◆ TASK INPUT ◆
******

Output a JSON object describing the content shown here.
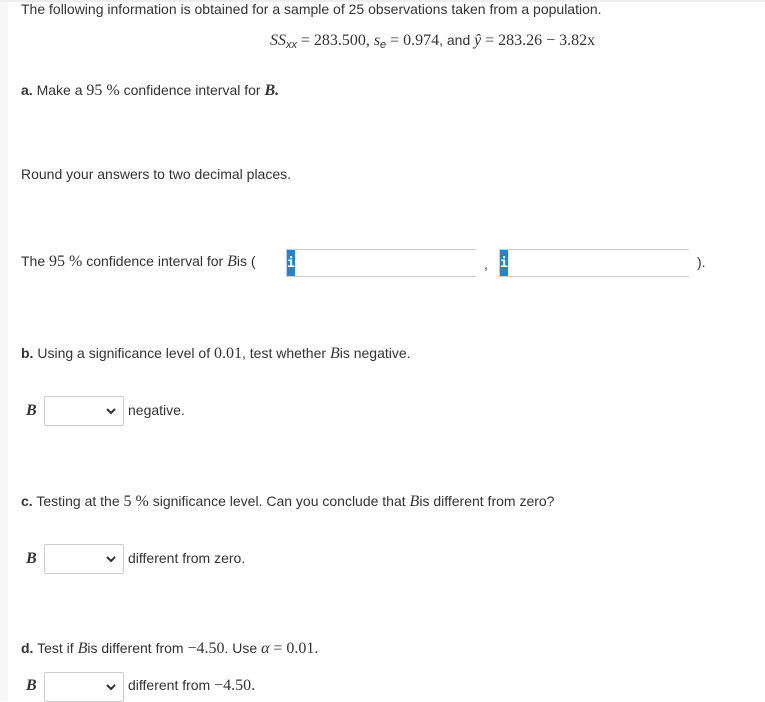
{
  "intro": "The following information is obtained for a sample of 25 observations taken from a population.",
  "given": {
    "ssxx_label": "SS",
    "ssxx_sub": "xx",
    "ssxx_value": "= 283.500,",
    "se_label": "s",
    "se_sub": "e",
    "se_value": "= 0.974",
    "and_text": ", and",
    "yhat": "ŷ",
    "equation": "= 283.26 − 3.82x"
  },
  "part_a": {
    "letter": "a.",
    "text_pre": "Make a",
    "percent": "95 %",
    "text_post": "confidence interval for",
    "var": "B.",
    "round_note": "Round your answers to two decimal places.",
    "ci_pre": "The",
    "ci_percent": "95 %",
    "ci_mid": "confidence interval for",
    "ci_var": "B",
    "ci_is": "is (",
    "comma": ",",
    "close": ").",
    "info_icon": "i",
    "lower_value": "",
    "upper_value": ""
  },
  "part_b": {
    "letter": "b.",
    "text_pre": "Using a significance level of",
    "alpha": "0.01",
    "text_mid": ", test whether",
    "var": "B",
    "text_post": "is negative.",
    "row_var": "B",
    "select_value": "",
    "row_suffix": "negative."
  },
  "part_c": {
    "letter": "c.",
    "text_pre": "Testing at the",
    "percent": "5 %",
    "text_mid": "significance level. Can you conclude that",
    "var": "B",
    "text_post": "is different from zero?",
    "row_var": "B",
    "select_value": "",
    "row_suffix": "different from zero."
  },
  "part_d": {
    "letter": "d.",
    "text_pre": "Test if",
    "var": "B",
    "text_mid": "is different from",
    "value": "−4.50",
    "text_use": ". Use",
    "alpha_sym": "α",
    "alpha_val": "= 0.01.",
    "row_var": "B",
    "select_value": "",
    "row_suffix_text": "different from",
    "row_suffix_value": "−4.50."
  },
  "colors": {
    "info_button": "#1a88d8",
    "input_border": "#cccccc",
    "text": "#333333"
  }
}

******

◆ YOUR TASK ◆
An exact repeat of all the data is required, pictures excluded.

◆ REPLY ◆
Output a JSON object describing the content shown here.
{
  "intro": "The following information is obtained for a sample of 25 observations taken from a population.",
  "given": {
    "ssxx_label": "SS",
    "ssxx_sub": "xx",
    "ssxx_value": "= 283.500,",
    "se_label": "s",
    "se_sub": "e",
    "se_value": "= 0.974",
    "and_text": ", and",
    "yhat": "ŷ",
    "equation": "= 283.26 − 3.82x"
  },
  "part_a": {
    "letter": "a.",
    "text_pre": "Make a",
    "percent": "95 %",
    "text_post": "confidence interval for",
    "var": "B.",
    "round_note": "Round your answers to two decimal places.",
    "ci_pre": "The",
    "ci_percent": "95 %",
    "ci_mid": "confidence interval for",
    "ci_var": "B",
    "ci_is": "is (",
    "comma": ",",
    "close": ").",
    "info_icon": "i",
    "lower_value": "",
    "upper_value": ""
  },
  "part_b": {
    "letter": "b.",
    "text_pre": "Using a significance level of",
    "alpha": "0.01",
    "text_mid": ", test whether",
    "var": "B",
    "text_post": "is negative.",
    "row_var": "B",
    "select_value": "",
    "row_suffix": "negative."
  },
  "part_c": {
    "letter": "c.",
    "text_pre": "Testing at the",
    "percent": "5 %",
    "text_mid": "significance level. Can you conclude that",
    "var": "B",
    "text_post": "is different from zero?",
    "row_var": "B",
    "select_value": "",
    "row_suffix": "different from zero."
  },
  "part_d": {
    "letter": "d.",
    "text_pre": "Test if",
    "var": "B",
    "text_mid": "is different from",
    "value": "−4.50",
    "text_use": ". Use",
    "alpha_sym": "α",
    "alpha_val": "= 0.01.",
    "row_var": "B",
    "select_value": "",
    "row_suffix_text": "different from",
    "row_suffix_value": "−4.50."
  },
  "colors": {
    "info_button": "#1a88d8",
    "input_border": "#cccccc",
    "text": "#333333"
  }
}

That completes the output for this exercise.